The single-staff pastor is not a new phenomenon, but many of these pastors today are serving in declining and aging congregations. Often these churches are resistant to the changes needed to reach younger families.

IBSA is meeting this challenge by encouraging ministers to build relationships with other pastors and to support each other through cohorts.

IB: What are some other challenges facing IBSA leaders today?

SK: Pastors need relationships. Pastors and staff today often are not going away to one of the six SBC seminaries for education like they did 38 years ago. Today’s minister often chooses to take advantage of online seminary degrees; a decisive advantage is the minister remains in Illinois serving their churches. But on the negative side, these pastors miss out on the relationships that develop naturally on the seminary campus.

IB: If you could tell church members one thing about their pastor, what would it be?

SK: I would ask search committees to spend time getting to know their pastoral candidate before calling him. He will be doing life with you; therefore, consider the iceberg. Don’t merely look at what is above the waterline, but consider what is below, the unseen: character, ministry goals, and dreams. Church leaders should ask the new pastor how they can help him succeed.

IB: If you could tell a pastor one thing about his church, what would it be?

SK: I would encourage him to spend time with church leaders to understand their dreams and goals, both for their church and for their own lives. Pray for ways you can enable each leader to become all he/she is called to be.

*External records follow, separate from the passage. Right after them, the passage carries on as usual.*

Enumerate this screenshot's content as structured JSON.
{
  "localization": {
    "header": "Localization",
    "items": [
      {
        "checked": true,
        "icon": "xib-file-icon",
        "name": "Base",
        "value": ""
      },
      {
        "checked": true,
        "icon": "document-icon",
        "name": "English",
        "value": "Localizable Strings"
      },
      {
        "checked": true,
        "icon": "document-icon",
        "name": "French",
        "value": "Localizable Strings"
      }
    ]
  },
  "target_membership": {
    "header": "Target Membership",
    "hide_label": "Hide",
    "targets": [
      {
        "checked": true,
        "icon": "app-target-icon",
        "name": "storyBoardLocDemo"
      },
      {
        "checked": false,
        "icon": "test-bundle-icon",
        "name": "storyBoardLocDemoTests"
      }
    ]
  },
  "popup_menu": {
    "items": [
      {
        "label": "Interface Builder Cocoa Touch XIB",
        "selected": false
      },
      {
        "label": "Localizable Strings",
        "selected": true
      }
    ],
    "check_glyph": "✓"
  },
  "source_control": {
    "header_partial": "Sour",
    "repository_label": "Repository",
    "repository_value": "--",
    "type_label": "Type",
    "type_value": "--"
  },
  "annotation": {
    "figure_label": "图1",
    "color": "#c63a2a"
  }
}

The prerequisite for this is for the pastor to have self-awareness, to understand his emotions and their impact on others. In this way, he will become an effective leader.